What to work on: Could you output every record below exactly, leaving out the pictures?

########################################

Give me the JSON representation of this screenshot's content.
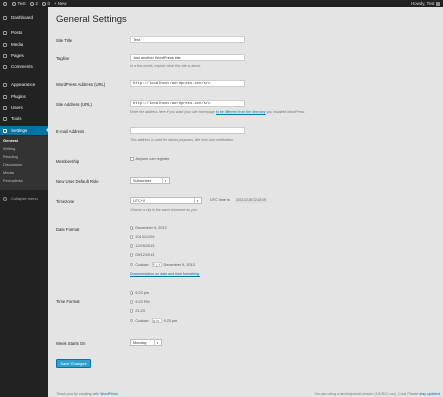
{
  "adminbar": {
    "site": "Test",
    "updates": "2",
    "comments": "0",
    "new": "+ New",
    "howdy": "Howdy, Test"
  },
  "sidebar": {
    "items": [
      {
        "label": "Dashboard",
        "icon": "dashboard-icon"
      },
      {
        "label": "Posts",
        "icon": "posts-icon"
      },
      {
        "label": "Media",
        "icon": "media-icon"
      },
      {
        "label": "Pages",
        "icon": "pages-icon"
      },
      {
        "label": "Comments",
        "icon": "comments-icon"
      },
      {
        "label": "Appearance",
        "icon": "appearance-icon"
      },
      {
        "label": "Plugins",
        "icon": "plugins-icon"
      },
      {
        "label": "Users",
        "icon": "users-icon"
      },
      {
        "label": "Tools",
        "icon": "tools-icon"
      },
      {
        "label": "Settings",
        "icon": "settings-icon"
      }
    ],
    "submenu": [
      "General",
      "Writing",
      "Reading",
      "Discussion",
      "Media",
      "Permalinks"
    ],
    "collapse": "Collapse menu"
  },
  "page": {
    "title": "General Settings",
    "site_title_label": "Site Title",
    "site_title_value": "Test",
    "tagline_label": "Tagline",
    "tagline_value": "Just another WordPress site",
    "tagline_desc": "In a few words, explain what this site is about.",
    "wp_address_label": "WordPress Address (URL)",
    "wp_address_value": "http://localhost/wordpress-svn/src",
    "site_address_label": "Site Address (URL)",
    "site_address_value": "http://localhost/wordpress-svn/src",
    "site_address_desc": "Enter the address here if you want your site homepage",
    "site_address_link": "to be different from the directory",
    "site_address_desc2": "you installed WordPress.",
    "email_label": "E-mail Address",
    "email_value": "",
    "email_desc": "This address is used for admin purposes, like new user notification.",
    "membership_label": "Membership",
    "membership_check": "Anyone can register",
    "role_label": "New User Default Role",
    "role_value": "Subscriber",
    "timezone_label": "Timezone",
    "timezone_value": "UTC+0",
    "utc_label": "UTC time is",
    "utc_value": "2013-12-09 22:23:49",
    "timezone_desc": "Choose a city in the same timezone as you.",
    "date_label": "Date Format",
    "date_options": [
      "December 9, 2013",
      "2013/12/09",
      "12/09/2013",
      "09/12/2013"
    ],
    "date_custom_label": "Custom:",
    "date_custom_value": "F j, Y",
    "date_custom_preview": "December 9, 2013",
    "date_doc_link": "Documentation on date and time formatting.",
    "time_label": "Time Format",
    "time_options": [
      "9:23 pm",
      "9:23 PM",
      "21:23"
    ],
    "time_custom_label": "Custom:",
    "time_custom_value": "g:i a",
    "time_custom_preview": "9:23 pm",
    "week_label": "Week Starts On",
    "week_value": "Monday",
    "save_button": "Save Changes"
  },
  "footer": {
    "left_text": "Thank you for creating with",
    "left_link": "WordPress.",
    "right_text": "You are using a development version (3.8-RC1-src). Cool! Please",
    "right_link": "stay updated."
  }
}
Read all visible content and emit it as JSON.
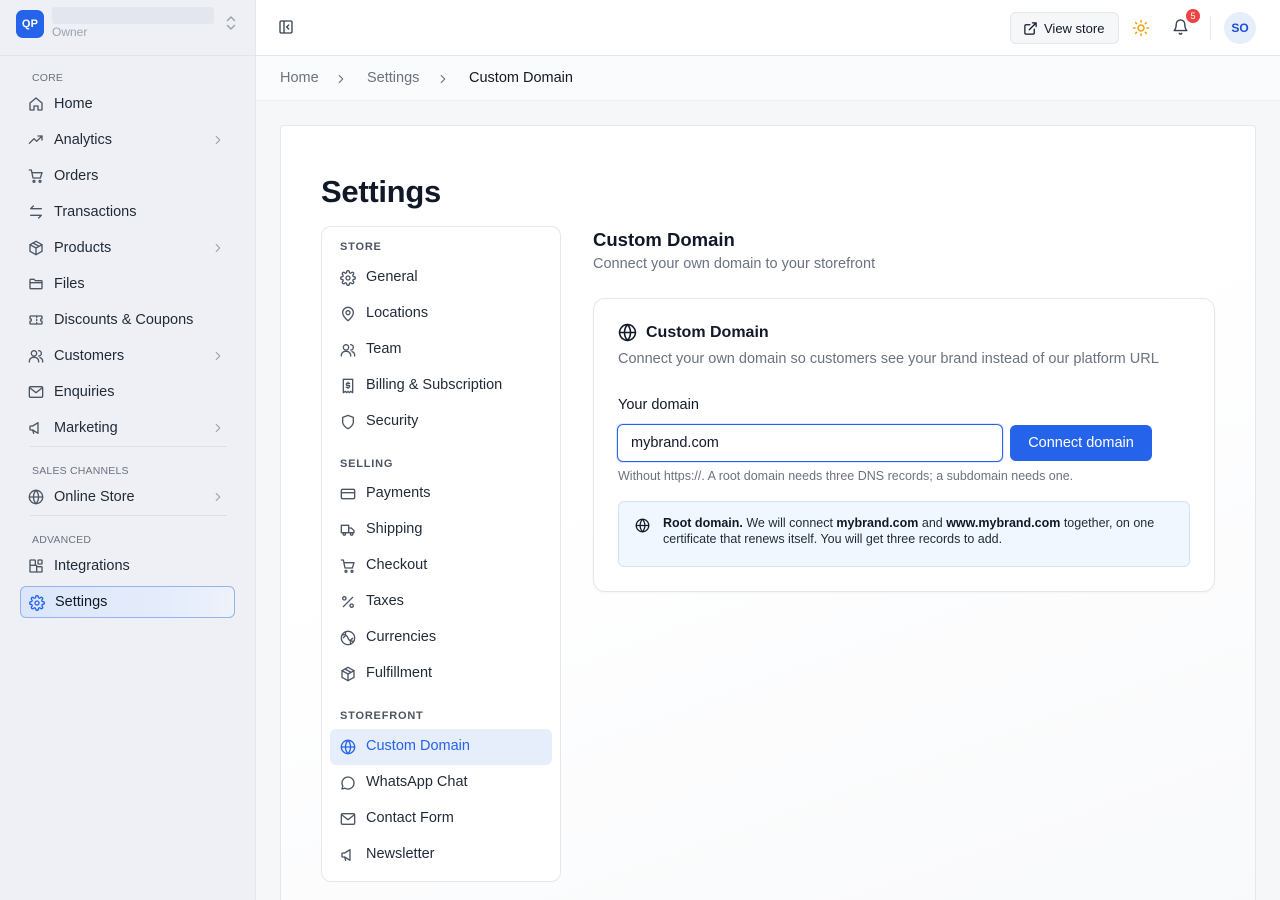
{
  "workspace": {
    "logo_initials": "QP",
    "name": "",
    "role": "Owner"
  },
  "sidebar": {
    "groups": [
      {
        "label": "CORE"
      },
      {
        "label": "SALES CHANNELS"
      },
      {
        "label": "ADVANCED"
      }
    ],
    "items": [
      {
        "label": "Home",
        "icon": "home-icon"
      },
      {
        "label": "Analytics",
        "icon": "trending-up-icon"
      },
      {
        "label": "Orders",
        "icon": "cart-icon"
      },
      {
        "label": "Transactions",
        "icon": "arrows-swap-icon"
      },
      {
        "label": "Products",
        "icon": "package-icon"
      },
      {
        "label": "Files",
        "icon": "folder-icon"
      },
      {
        "label": "Discounts & Coupons",
        "icon": "ticket-icon"
      },
      {
        "label": "Customers",
        "icon": "users-icon"
      },
      {
        "label": "Enquiries",
        "icon": "mail-icon"
      },
      {
        "label": "Marketing",
        "icon": "megaphone-icon"
      },
      {
        "label": "Online Store",
        "icon": "globe-icon"
      },
      {
        "label": "Integrations",
        "icon": "blocks-icon"
      },
      {
        "label": "Settings",
        "icon": "gear-icon",
        "active": true
      }
    ]
  },
  "topbar": {
    "view_store_label": "View store",
    "notification_count": "5",
    "avatar_initials": "SO"
  },
  "breadcrumb": [
    "Home",
    "Settings",
    "Custom Domain"
  ],
  "page": {
    "title": "Settings"
  },
  "settings_nav": {
    "groups": [
      {
        "label": "STORE"
      },
      {
        "label": "SELLING"
      },
      {
        "label": "STOREFRONT"
      }
    ],
    "items": [
      {
        "label": "General",
        "icon": "gear-icon"
      },
      {
        "label": "Locations",
        "icon": "map-pin-icon"
      },
      {
        "label": "Team",
        "icon": "users-icon"
      },
      {
        "label": "Billing & Subscription",
        "icon": "receipt-icon"
      },
      {
        "label": "Security",
        "icon": "shield-icon"
      },
      {
        "label": "Payments",
        "icon": "credit-card-icon"
      },
      {
        "label": "Shipping",
        "icon": "truck-icon"
      },
      {
        "label": "Checkout",
        "icon": "cart-icon"
      },
      {
        "label": "Taxes",
        "icon": "percent-icon"
      },
      {
        "label": "Currencies",
        "icon": "coins-icon"
      },
      {
        "label": "Fulfillment",
        "icon": "package-icon"
      },
      {
        "label": "Custom Domain",
        "icon": "globe-icon",
        "active": true
      },
      {
        "label": "WhatsApp Chat",
        "icon": "chat-bubble-icon"
      },
      {
        "label": "Contact Form",
        "icon": "mail-icon"
      },
      {
        "label": "Newsletter",
        "icon": "megaphone-icon"
      }
    ]
  },
  "content": {
    "title": "Custom Domain",
    "subtitle": "Connect your own domain to your storefront",
    "card": {
      "title": "Custom Domain",
      "description": "Connect your own domain so customers see your brand instead of our platform URL",
      "field_label": "Your domain",
      "input_value": "mybrand.com",
      "button_label": "Connect domain",
      "hint": "Without https://. A root domain needs three DNS records; a subdomain needs one.",
      "info": {
        "lead": "Root domain.",
        "t1": " We will connect ",
        "d1": "mybrand.com",
        "t2": " and ",
        "d2": "www.mybrand.com",
        "t3": " together, on one certificate that renews itself. You will get three records to add."
      }
    }
  },
  "colors": {
    "accent": "#2563eb",
    "badge": "#ef4444",
    "sun": "#f59e0b"
  }
}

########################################

Problem solution:
Give me the JSON representation of this screenshot's content.
{
  "adminbar": {
    "site": "Test",
    "updates": "2",
    "comments": "0",
    "new": "+ New",
    "howdy": "Howdy, Test"
  },
  "sidebar": {
    "items": [
      {
        "label": "Dashboard",
        "icon": "dashboard-icon"
      },
      {
        "label": "Posts",
        "icon": "posts-icon"
      },
      {
        "label": "Media",
        "icon": "media-icon"
      },
      {
        "label": "Pages",
        "icon": "pages-icon"
      },
      {
        "label": "Comments",
        "icon": "comments-icon"
      },
      {
        "label": "Appearance",
        "icon": "appearance-icon"
      },
      {
        "label": "Plugins",
        "icon": "plugins-icon"
      },
      {
        "label": "Users",
        "icon": "users-icon"
      },
      {
        "label": "Tools",
        "icon": "tools-icon"
      },
      {
        "label": "Settings",
        "icon": "settings-icon"
      }
    ],
    "submenu": [
      "General",
      "Writing",
      "Reading",
      "Discussion",
      "Media",
      "Permalinks"
    ],
    "collapse": "Collapse menu"
  },
  "page": {
    "title": "General Settings",
    "site_title_label": "Site Title",
    "site_title_value": "Test",
    "tagline_label": "Tagline",
    "tagline_value": "Just another WordPress site",
    "tagline_desc": "In a few words, explain what this site is about.",
    "wp_address_label": "WordPress Address (URL)",
    "wp_address_value": "http://localhost/wordpress-svn/src",
    "site_address_label": "Site Address (URL)",
    "site_address_value": "http://localhost/wordpress-svn/src",
    "site_address_desc": "Enter the address here if you want your site homepage",
    "site_address_link": "to be different from the directory",
    "site_address_desc2": "you installed WordPress.",
    "email_label": "E-mail Address",
    "email_value": "",
    "email_desc": "This address is used for admin purposes, like new user notification.",
    "membership_label": "Membership",
    "membership_check": "Anyone can register",
    "role_label": "New User Default Role",
    "role_value": "Subscriber",
    "timezone_label": "Timezone",
    "timezone_value": "UTC+0",
    "utc_label": "UTC time is",
    "utc_value": "2013-12-09 22:23:49",
    "timezone_desc": "Choose a city in the same timezone as you.",
    "date_label": "Date Format",
    "date_options": [
      "December 9, 2013",
      "2013/12/09",
      "12/09/2013",
      "09/12/2013"
    ],
    "date_custom_label": "Custom:",
    "date_custom_value": "F j, Y",
    "date_custom_preview": "December 9, 2013",
    "date_doc_link": "Documentation on date and time formatting.",
    "time_label": "Time Format",
    "time_options": [
      "9:23 pm",
      "9:23 PM",
      "21:23"
    ],
    "time_custom_label": "Custom:",
    "time_custom_value": "g:i a",
    "time_custom_preview": "9:23 pm",
    "week_label": "Week Starts On",
    "week_value": "Monday",
    "save_button": "Save Changes"
  },
  "footer": {
    "left_text": "Thank you for creating with",
    "left_link": "WordPress.",
    "right_text": "You are using a development version (3.8-RC1-src). Cool! Please",
    "right_link": "stay updated."
  }
}
Read all visible content and emit it as JSON.
{
  "workspace": {
    "logo_initials": "QP",
    "name": "",
    "role": "Owner"
  },
  "sidebar": {
    "groups": [
      {
        "label": "CORE"
      },
      {
        "label": "SALES CHANNELS"
      },
      {
        "label": "ADVANCED"
      }
    ],
    "items": [
      {
        "label": "Home",
        "icon": "home-icon"
      },
      {
        "label": "Analytics",
        "icon": "trending-up-icon"
      },
      {
        "label": "Orders",
        "icon": "cart-icon"
      },
      {
        "label": "Transactions",
        "icon": "arrows-swap-icon"
      },
      {
        "label": "Products",
        "icon": "package-icon"
      },
      {
        "label": "Files",
        "icon": "folder-icon"
      },
      {
        "label": "Discounts & Coupons",
        "icon": "ticket-icon"
      },
      {
        "label": "Customers",
        "icon": "users-icon"
      },
      {
        "label": "Enquiries",
        "icon": "mail-icon"
      },
      {
        "label": "Marketing",
        "icon": "megaphone-icon"
      },
      {
        "label": "Online Store",
        "icon": "globe-icon"
      },
      {
        "label": "Integrations",
        "icon": "blocks-icon"
      },
      {
        "label": "Settings",
        "icon": "gear-icon",
        "active": true
      }
    ]
  },
  "topbar": {
    "view_store_label": "View store",
    "notification_count": "5",
    "avatar_initials": "SO"
  },
  "breadcrumb": [
    "Home",
    "Settings",
    "Custom Domain"
  ],
  "page": {
    "title": "Settings"
  },
  "settings_nav": {
    "groups": [
      {
        "label": "STORE"
      },
      {
        "label": "SELLING"
      },
      {
        "label": "STOREFRONT"
      }
    ],
    "items": [
      {
        "label": "General",
        "icon": "gear-icon"
      },
      {
        "label": "Locations",
        "icon": "map-pin-icon"
      },
      {
        "label": "Team",
        "icon": "users-icon"
      },
      {
        "label": "Billing & Subscription",
        "icon": "receipt-icon"
      },
      {
        "label": "Security",
        "icon": "shield-icon"
      },
      {
        "label": "Payments",
        "icon": "credit-card-icon"
      },
      {
        "label": "Shipping",
        "icon": "truck-icon"
      },
      {
        "label": "Checkout",
        "icon": "cart-icon"
      },
      {
        "label": "Taxes",
        "icon": "percent-icon"
      },
      {
        "label": "Currencies",
        "icon": "coins-icon"
      },
      {
        "label": "Fulfillment",
        "icon": "package-icon"
      },
      {
        "label": "Custom Domain",
        "icon": "globe-icon",
        "active": true
      },
      {
        "label": "WhatsApp Chat",
        "icon": "chat-bubble-icon"
      },
      {
        "label": "Contact Form",
        "icon": "mail-icon"
      },
      {
        "label": "Newsletter",
        "icon": "megaphone-icon"
      }
    ]
  },
  "content": {
    "title": "Custom Domain",
    "subtitle": "Connect your own domain to your storefront",
    "card": {
      "title": "Custom Domain",
      "description": "Connect your own domain so customers see your brand instead of our platform URL",
      "field_label": "Your domain",
      "input_value": "mybrand.com",
      "button_label": "Connect domain",
      "hint": "Without https://. A root domain needs three DNS records; a subdomain needs one.",
      "info": {
        "lead": "Root domain.",
        "t1": " We will connect ",
        "d1": "mybrand.com",
        "t2": " and ",
        "d2": "www.mybrand.com",
        "t3": " together, on one certificate that renews itself. You will get three records to add."
      }
    }
  },
  "colors": {
    "accent": "#2563eb",
    "badge": "#ef4444",
    "sun": "#f59e0b"
  }
}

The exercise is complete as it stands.